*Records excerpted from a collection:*
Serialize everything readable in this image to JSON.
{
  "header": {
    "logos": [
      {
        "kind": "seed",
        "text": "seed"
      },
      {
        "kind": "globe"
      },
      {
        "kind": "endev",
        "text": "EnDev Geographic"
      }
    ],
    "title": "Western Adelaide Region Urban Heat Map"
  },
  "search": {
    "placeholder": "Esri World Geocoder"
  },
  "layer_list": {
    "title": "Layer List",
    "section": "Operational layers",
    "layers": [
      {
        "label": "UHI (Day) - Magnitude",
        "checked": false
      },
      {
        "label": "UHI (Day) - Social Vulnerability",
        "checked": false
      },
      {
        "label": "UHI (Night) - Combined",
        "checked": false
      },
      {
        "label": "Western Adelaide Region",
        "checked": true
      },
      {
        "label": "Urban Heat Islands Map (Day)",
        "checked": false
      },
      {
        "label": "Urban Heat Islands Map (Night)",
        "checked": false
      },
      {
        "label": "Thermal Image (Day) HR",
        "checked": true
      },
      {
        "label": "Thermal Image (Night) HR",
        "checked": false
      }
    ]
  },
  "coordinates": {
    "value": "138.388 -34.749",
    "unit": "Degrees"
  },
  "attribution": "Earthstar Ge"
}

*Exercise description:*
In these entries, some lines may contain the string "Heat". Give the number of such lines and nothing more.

*Task solution:*
3